updated 08:45 am EDT, Thu September 6, 2007
Analyst questions iPod lin
Market analysis firm iSuppli says that while Apple's revamped iPod lineup plays catch-up with other players in the industry, the company generally benefits from better execution of features of new features and that Apple's Starbuck partnership and the iPhone price cut would help Apple's maintain its leadership in the market. The firm, however, criticized Apple for the lack of video content announcements during Wednesday's iPod/iTunes event and questioned some of the company's product development decisions, including the continuation of the iPod classic line and the limited capacity on the full-screen iPod touch models.
Although some have speculated the iPhone price cut comes in response to disappointing sales of iPhone, iSuppli’s consumer research indicated that the iPhone outsold all competing smart-phone and feature-phone models in the United States in July on an individual basis. Despite the controversy, iSuppli said its teardown research indicates that Apple was generating a "robust hardware margins" at its previous $599 pricing, but that the iPhone would continue to be profitable for Apple at the new lower $399 price point.
Senior iSuppli analyst Chris Crotty was surprised that Apple didn't have any new video content announcements at special event -- especially given the recent controversial decision by NBC Universal to pull out of iTunes.
"One surprising aspect of the new nano is that Apple emphasized video at the start of its event today but did not follow through by announcing any content-related development for video," Crotty wrote. "Historically, Apple has coordinated hardware and content launches more effectively. An announcement involving video may have also diffused any of the potential fall-out resulting from Apple’s recent quarrel with NBC, which will no longer be distributing its content through iTunes."
While Jobs indicated his desire for NBC Universal to return to iTunes, some analyst believe the divorce hurts Apple more than the studio.
iSuppli questions Apple's product choices
The senior analyst for iSuppli's consumer electronics also questioned Apple's iPod classic and iPod touch line-ups, saying that the continuation of the iPod classic product line was a "stop-gap measure" until the company could add enough flash memory at an affordable price to provide high-capacity options.
"It raises the question of why a company would offer its best display, needed for videos—particularly movies—without employing the corresponding high storage capacities useful for video storage," Crotty opined. "Why was Apple against the idea of an iPod Touch with a hard drive? It seems like Apple had anticipated flash prices being lower and being able to offer higher capacities for the iPod Touch."
Crotty, however, was upbeat about Apple's new WiFi features and hi-res screen, although rivals such as Microsoft and SanDisk have already introduced them to the market. He complimented Apple on its execution of the new features, sayin gthat Apple’s Wi-Fi implementation is "more powerful" than those of its competitors.
In addition, iSuppli believes that the Apple's newly announced partnership with Starbucks ties into the Cupertino-based company's longtime iPod strategy of selling content at break-even prices to support sales of its high margin players and increasing switching costs among its customers.

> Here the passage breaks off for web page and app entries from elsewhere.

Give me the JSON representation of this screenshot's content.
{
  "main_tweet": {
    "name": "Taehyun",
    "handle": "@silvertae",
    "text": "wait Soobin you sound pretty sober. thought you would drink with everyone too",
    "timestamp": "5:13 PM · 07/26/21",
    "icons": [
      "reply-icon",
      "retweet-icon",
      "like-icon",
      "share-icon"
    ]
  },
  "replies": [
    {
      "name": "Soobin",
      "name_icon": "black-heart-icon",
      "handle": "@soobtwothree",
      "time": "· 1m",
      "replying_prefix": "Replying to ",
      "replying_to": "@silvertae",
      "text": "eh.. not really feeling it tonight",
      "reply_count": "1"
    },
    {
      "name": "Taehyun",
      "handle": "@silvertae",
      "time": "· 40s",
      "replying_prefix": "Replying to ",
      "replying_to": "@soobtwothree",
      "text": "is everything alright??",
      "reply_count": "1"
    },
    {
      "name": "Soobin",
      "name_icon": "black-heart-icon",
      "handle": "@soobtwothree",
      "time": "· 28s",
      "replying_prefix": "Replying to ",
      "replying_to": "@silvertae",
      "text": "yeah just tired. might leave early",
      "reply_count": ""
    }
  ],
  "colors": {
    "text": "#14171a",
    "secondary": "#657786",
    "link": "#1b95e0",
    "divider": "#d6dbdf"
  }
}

NBC Universal last week cited the same strategy -- in its public jousting -- saying it was at odds with the success of its content partners.